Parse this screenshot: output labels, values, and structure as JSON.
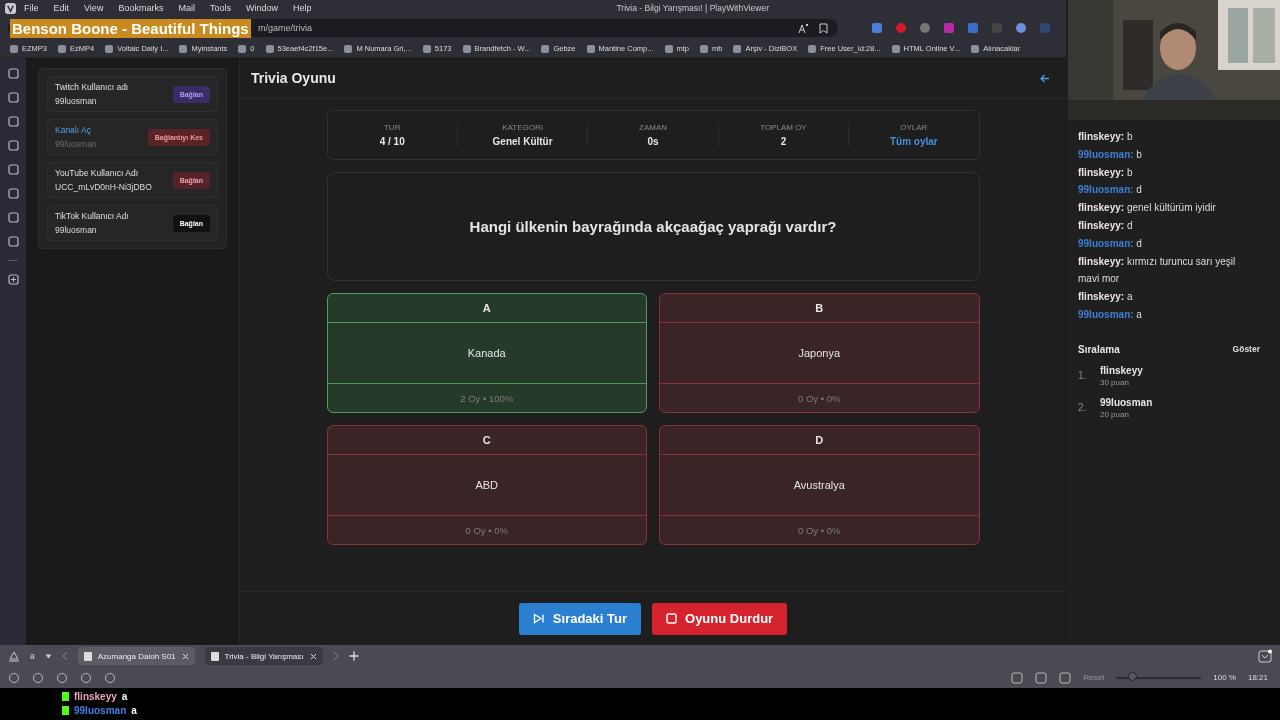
{
  "browser": {
    "menu": [
      "File",
      "Edit",
      "View",
      "Bookmarks",
      "Mail",
      "Tools",
      "Window",
      "Help"
    ],
    "window_title": "Trivia - Bilgi Yarışması! | PlayWithViewer",
    "address": "m/game/trivia",
    "overlay_title": "Benson Boone - Beautiful Things",
    "bookmarks": [
      {
        "label": "EZMP3"
      },
      {
        "label": "EzMP4"
      },
      {
        "label": "Voltaic Daily I..."
      },
      {
        "label": "Myinstants"
      },
      {
        "label": "0"
      },
      {
        "label": "53eaef4c2f15e..."
      },
      {
        "label": "M Numara Gri,..."
      },
      {
        "label": "5173"
      },
      {
        "label": "Brandfetch - W..."
      },
      {
        "label": "Gebze"
      },
      {
        "label": "Mantine Comp..."
      },
      {
        "label": "mtp"
      },
      {
        "label": "mb"
      },
      {
        "label": "Arşiv - DiziBOX"
      },
      {
        "label": "Free User_Id:28..."
      },
      {
        "label": "HTML Online V..."
      },
      {
        "label": "Alınacaklar"
      }
    ]
  },
  "sidebar": {
    "accounts": [
      {
        "label": "Twitch Kullanıcı adı",
        "value": "99luosman",
        "button": "Bağlan",
        "kind": "twitch"
      },
      {
        "label": "Kanalı Aç",
        "value": "99luosman",
        "button": "Bağlantıyı Kes",
        "kind": "disconnect"
      },
      {
        "label": "YouTube Kullanıcı Adı",
        "value": "UCC_mLvD0nH-Ni3jDBO",
        "button": "Bağlan",
        "kind": "youtube"
      },
      {
        "label": "TikTok Kullanıcı Adı",
        "value": "99luosman",
        "button": "Bağlan",
        "kind": "tiktok"
      }
    ]
  },
  "game": {
    "title": "Trivia Oyunu",
    "stats": [
      {
        "label": "TUR",
        "value": "4 / 10",
        "kind": "text"
      },
      {
        "label": "KATEGORI",
        "value": "Genel Kültür",
        "kind": "text"
      },
      {
        "label": "ZAMAN",
        "value": "0s",
        "kind": "text"
      },
      {
        "label": "TOPLAM OY",
        "value": "2",
        "kind": "text"
      },
      {
        "label": "OYLAR",
        "value": "Tüm oylar",
        "kind": "link"
      }
    ],
    "question": "Hangi ülkenin bayrağında akçaağaç yaprağı vardır?",
    "answers": [
      {
        "letter": "A",
        "text": "Kanada",
        "votes": "2 Oy • 100%",
        "correct": true
      },
      {
        "letter": "B",
        "text": "Japonya",
        "votes": "0 Oy • 0%",
        "correct": false
      },
      {
        "letter": "C",
        "text": "ABD",
        "votes": "0 Oy • 0%",
        "correct": false
      },
      {
        "letter": "D",
        "text": "Avustralya",
        "votes": "0 Oy • 0%",
        "correct": false
      }
    ],
    "actions": [
      {
        "label": "Sıradaki Tur",
        "kind": "next"
      },
      {
        "label": "Oyunu Durdur",
        "kind": "stop"
      }
    ]
  },
  "chat": {
    "messages": [
      {
        "user": "flinskeyy:",
        "text": "b",
        "color": "#efe3e8"
      },
      {
        "user": "99luosman:",
        "text": "b",
        "color": "#3b7fd6"
      },
      {
        "user": "flinskeyy:",
        "text": "b",
        "color": "#efe3e8"
      },
      {
        "user": "99luosman:",
        "text": "d",
        "color": "#3b7fd6"
      },
      {
        "user": "flinskeyy:",
        "text": "genel kültürüm iyidir",
        "color": "#efe3e8"
      },
      {
        "user": "flinskeyy:",
        "text": "d",
        "color": "#efe3e8"
      },
      {
        "user": "99luosman:",
        "text": "d",
        "color": "#3b7fd6"
      },
      {
        "user": "flinskeyy:",
        "text": "kırmızı turuncu sarı yeşil mavi mor",
        "color": "#efe3e8"
      },
      {
        "user": "flinskeyy:",
        "text": "a",
        "color": "#efe3e8"
      },
      {
        "user": "99luosman:",
        "text": "a",
        "color": "#3b7fd6"
      }
    ],
    "leaderboard": {
      "title": "Sıralama",
      "toggle": "Göster",
      "entries": [
        {
          "rank": "1.",
          "name": "flinskeyy",
          "points": "30 puan"
        },
        {
          "rank": "2.",
          "name": "99luosman",
          "points": "20 puan"
        }
      ]
    }
  },
  "tab_bar": {
    "workspace": "a",
    "tabs": [
      {
        "title": "Azumanga Daioh S01",
        "selected": true
      },
      {
        "title": "Trivia - Bilgi Yarışması",
        "selected": false
      }
    ]
  },
  "status_bar": {
    "reset": "Reset",
    "level": 0.2,
    "zoom": "100 %",
    "clock": "18:21"
  },
  "stream_overlay": [
    {
      "user": "flinskeyy",
      "text": "a",
      "color": "#e9a3bd"
    },
    {
      "user": "99luosman",
      "text": "a",
      "color": "#3d82e0"
    }
  ]
}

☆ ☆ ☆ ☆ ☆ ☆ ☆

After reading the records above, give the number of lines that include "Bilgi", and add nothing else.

2